# Problem to solve
Repeat the whole listing exactly, leaving nothing out.

# Data to process

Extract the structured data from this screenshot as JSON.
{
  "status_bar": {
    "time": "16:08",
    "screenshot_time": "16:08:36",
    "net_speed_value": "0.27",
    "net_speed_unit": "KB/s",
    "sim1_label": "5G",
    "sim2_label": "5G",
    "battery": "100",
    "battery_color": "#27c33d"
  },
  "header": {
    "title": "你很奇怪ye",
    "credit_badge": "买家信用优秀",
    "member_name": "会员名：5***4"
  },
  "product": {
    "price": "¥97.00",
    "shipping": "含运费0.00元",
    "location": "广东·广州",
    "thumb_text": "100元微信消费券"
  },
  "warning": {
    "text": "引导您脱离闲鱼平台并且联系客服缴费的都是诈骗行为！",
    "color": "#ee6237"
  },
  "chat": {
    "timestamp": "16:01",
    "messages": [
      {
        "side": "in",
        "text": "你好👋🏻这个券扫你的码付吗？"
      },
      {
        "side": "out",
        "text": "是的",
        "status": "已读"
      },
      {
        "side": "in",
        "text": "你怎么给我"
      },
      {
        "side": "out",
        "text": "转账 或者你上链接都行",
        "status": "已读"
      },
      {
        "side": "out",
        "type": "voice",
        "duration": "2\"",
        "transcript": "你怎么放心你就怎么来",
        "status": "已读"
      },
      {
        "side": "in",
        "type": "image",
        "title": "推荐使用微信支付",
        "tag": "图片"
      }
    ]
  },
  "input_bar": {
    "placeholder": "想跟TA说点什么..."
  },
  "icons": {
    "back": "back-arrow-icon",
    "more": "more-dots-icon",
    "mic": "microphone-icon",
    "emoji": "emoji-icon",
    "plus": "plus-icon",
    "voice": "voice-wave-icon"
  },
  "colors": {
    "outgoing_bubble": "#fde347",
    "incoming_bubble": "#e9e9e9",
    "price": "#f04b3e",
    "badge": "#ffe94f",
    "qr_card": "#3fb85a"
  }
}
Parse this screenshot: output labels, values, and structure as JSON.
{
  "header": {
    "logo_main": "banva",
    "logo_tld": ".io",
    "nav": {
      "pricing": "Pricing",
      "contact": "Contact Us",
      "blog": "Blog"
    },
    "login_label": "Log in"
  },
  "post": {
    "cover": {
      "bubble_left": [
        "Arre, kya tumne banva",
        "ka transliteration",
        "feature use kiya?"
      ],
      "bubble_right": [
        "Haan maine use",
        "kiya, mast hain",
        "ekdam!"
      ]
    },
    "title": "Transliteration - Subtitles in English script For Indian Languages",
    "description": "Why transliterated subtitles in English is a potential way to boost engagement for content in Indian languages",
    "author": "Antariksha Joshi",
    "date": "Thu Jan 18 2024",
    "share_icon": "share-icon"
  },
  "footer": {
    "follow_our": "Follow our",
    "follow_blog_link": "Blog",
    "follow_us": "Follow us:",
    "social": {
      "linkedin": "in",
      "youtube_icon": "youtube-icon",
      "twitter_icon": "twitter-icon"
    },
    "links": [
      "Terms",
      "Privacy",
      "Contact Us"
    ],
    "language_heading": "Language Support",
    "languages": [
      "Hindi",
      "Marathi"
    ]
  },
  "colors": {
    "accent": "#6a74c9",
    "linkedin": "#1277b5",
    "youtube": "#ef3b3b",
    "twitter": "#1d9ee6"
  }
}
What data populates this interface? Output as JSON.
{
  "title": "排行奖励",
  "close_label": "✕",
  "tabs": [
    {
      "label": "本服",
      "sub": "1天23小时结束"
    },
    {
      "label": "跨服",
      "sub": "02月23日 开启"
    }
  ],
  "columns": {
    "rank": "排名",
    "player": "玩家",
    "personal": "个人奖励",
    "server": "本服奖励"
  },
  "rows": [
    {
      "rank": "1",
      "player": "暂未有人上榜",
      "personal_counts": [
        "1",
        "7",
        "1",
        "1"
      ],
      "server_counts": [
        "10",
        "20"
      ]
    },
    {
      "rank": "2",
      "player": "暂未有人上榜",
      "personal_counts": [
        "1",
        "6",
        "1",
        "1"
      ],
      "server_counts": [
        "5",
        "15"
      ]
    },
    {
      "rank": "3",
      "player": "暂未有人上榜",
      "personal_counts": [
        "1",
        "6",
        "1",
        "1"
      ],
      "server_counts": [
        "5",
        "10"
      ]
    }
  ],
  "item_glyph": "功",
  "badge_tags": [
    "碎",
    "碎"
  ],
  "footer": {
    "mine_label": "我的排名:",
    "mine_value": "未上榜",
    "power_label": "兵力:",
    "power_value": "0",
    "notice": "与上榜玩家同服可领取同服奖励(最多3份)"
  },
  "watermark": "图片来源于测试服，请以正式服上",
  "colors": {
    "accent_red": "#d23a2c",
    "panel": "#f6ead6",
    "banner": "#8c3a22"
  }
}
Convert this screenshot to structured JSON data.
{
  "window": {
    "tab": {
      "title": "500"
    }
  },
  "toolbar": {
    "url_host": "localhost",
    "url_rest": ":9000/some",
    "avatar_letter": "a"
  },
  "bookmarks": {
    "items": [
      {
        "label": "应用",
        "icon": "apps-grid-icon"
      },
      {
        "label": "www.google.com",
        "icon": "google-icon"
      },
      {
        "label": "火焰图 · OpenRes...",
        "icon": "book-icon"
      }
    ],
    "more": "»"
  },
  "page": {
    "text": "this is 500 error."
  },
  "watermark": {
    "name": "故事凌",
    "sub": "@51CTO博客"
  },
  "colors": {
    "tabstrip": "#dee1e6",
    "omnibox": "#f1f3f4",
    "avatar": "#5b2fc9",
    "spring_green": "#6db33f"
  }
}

# Written response
Extract the structured data from this screenshot as JSON.
{
  "status_bar": {
    "time": "16:08",
    "screenshot_time": "16:08:36",
    "net_speed_value": "0.27",
    "net_speed_unit": "KB/s",
    "sim1_label": "5G",
    "sim2_label": "5G",
    "battery": "100",
    "battery_color": "#27c33d"
  },
  "header": {
    "title": "你很奇怪ye",
    "credit_badge": "买家信用优秀",
    "member_name": "会员名：5***4"
  },
  "product": {
    "price": "¥97.00",
    "shipping": "含运费0.00元",
    "location": "广东·广州",
    "thumb_text": "100元微信消费券"
  },
  "warning": {
    "text": "引导您脱离闲鱼平台并且联系客服缴费的都是诈骗行为！",
    "color": "#ee6237"
  },
  "chat": {
    "timestamp": "16:01",
    "messages": [
      {
        "side": "in",
        "text": "你好👋🏻这个券扫你的码付吗？"
      },
      {
        "side": "out",
        "text": "是的",
        "status": "已读"
      },
      {
        "side": "in",
        "text": "你怎么给我"
      },
      {
        "side": "out",
        "text": "转账 或者你上链接都行",
        "status": "已读"
      },
      {
        "side": "out",
        "type": "voice",
        "duration": "2\"",
        "transcript": "你怎么放心你就怎么来",
        "status": "已读"
      },
      {
        "side": "in",
        "type": "image",
        "title": "推荐使用微信支付",
        "tag": "图片"
      }
    ]
  },
  "input_bar": {
    "placeholder": "想跟TA说点什么..."
  },
  "icons": {
    "back": "back-arrow-icon",
    "more": "more-dots-icon",
    "mic": "microphone-icon",
    "emoji": "emoji-icon",
    "plus": "plus-icon",
    "voice": "voice-wave-icon"
  },
  "colors": {
    "outgoing_bubble": "#fde347",
    "incoming_bubble": "#e9e9e9",
    "price": "#f04b3e",
    "badge": "#ffe94f",
    "qr_card": "#3fb85a"
  }
}
Parse this screenshot: output labels, values, and structure as JSON.
{
  "header": {
    "logo_main": "banva",
    "logo_tld": ".io",
    "nav": {
      "pricing": "Pricing",
      "contact": "Contact Us",
      "blog": "Blog"
    },
    "login_label": "Log in"
  },
  "post": {
    "cover": {
      "bubble_left": [
        "Arre, kya tumne banva",
        "ka transliteration",
        "feature use kiya?"
      ],
      "bubble_right": [
        "Haan maine use",
        "kiya, mast hain",
        "ekdam!"
      ]
    },
    "title": "Transliteration - Subtitles in English script For Indian Languages",
    "description": "Why transliterated subtitles in English is a potential way to boost engagement for content in Indian languages",
    "author": "Antariksha Joshi",
    "date": "Thu Jan 18 2024",
    "share_icon": "share-icon"
  },
  "footer": {
    "follow_our": "Follow our",
    "follow_blog_link": "Blog",
    "follow_us": "Follow us:",
    "social": {
      "linkedin": "in",
      "youtube_icon": "youtube-icon",
      "twitter_icon": "twitter-icon"
    },
    "links": [
      "Terms",
      "Privacy",
      "Contact Us"
    ],
    "language_heading": "Language Support",
    "languages": [
      "Hindi",
      "Marathi"
    ]
  },
  "colors": {
    "accent": "#6a74c9",
    "linkedin": "#1277b5",
    "youtube": "#ef3b3b",
    "twitter": "#1d9ee6"
  }
}
What data populates this interface? Output as JSON.
{
  "title": "排行奖励",
  "close_label": "✕",
  "tabs": [
    {
      "label": "本服",
      "sub": "1天23小时结束"
    },
    {
      "label": "跨服",
      "sub": "02月23日 开启"
    }
  ],
  "columns": {
    "rank": "排名",
    "player": "玩家",
    "personal": "个人奖励",
    "server": "本服奖励"
  },
  "rows": [
    {
      "rank": "1",
      "player": "暂未有人上榜",
      "personal_counts": [
        "1",
        "7",
        "1",
        "1"
      ],
      "server_counts": [
        "10",
        "20"
      ]
    },
    {
      "rank": "2",
      "player": "暂未有人上榜",
      "personal_counts": [
        "1",
        "6",
        "1",
        "1"
      ],
      "server_counts": [
        "5",
        "15"
      ]
    },
    {
      "rank": "3",
      "player": "暂未有人上榜",
      "personal_counts": [
        "1",
        "6",
        "1",
        "1"
      ],
      "server_counts": [
        "5",
        "10"
      ]
    }
  ],
  "item_glyph": "功",
  "badge_tags": [
    "碎",
    "碎"
  ],
  "footer": {
    "mine_label": "我的排名:",
    "mine_value": "未上榜",
    "power_label": "兵力:",
    "power_value": "0",
    "notice": "与上榜玩家同服可领取同服奖励(最多3份)"
  },
  "watermark": "图片来源于测试服，请以正式服上",
  "colors": {
    "accent_red": "#d23a2c",
    "panel": "#f6ead6",
    "banner": "#8c3a22"
  }
}
Convert this screenshot to structured JSON data.
{
  "window": {
    "tab": {
      "title": "500"
    }
  },
  "toolbar": {
    "url_host": "localhost",
    "url_rest": ":9000/some",
    "avatar_letter": "a"
  },
  "bookmarks": {
    "items": [
      {
        "label": "应用",
        "icon": "apps-grid-icon"
      },
      {
        "label": "www.google.com",
        "icon": "google-icon"
      },
      {
        "label": "火焰图 · OpenRes...",
        "icon": "book-icon"
      }
    ],
    "more": "»"
  },
  "page": {
    "text": "this is 500 error."
  },
  "watermark": {
    "name": "故事凌",
    "sub": "@51CTO博客"
  },
  "colors": {
    "tabstrip": "#dee1e6",
    "omnibox": "#f1f3f4",
    "avatar": "#5b2fc9",
    "spring_green": "#6db33f"
  }
}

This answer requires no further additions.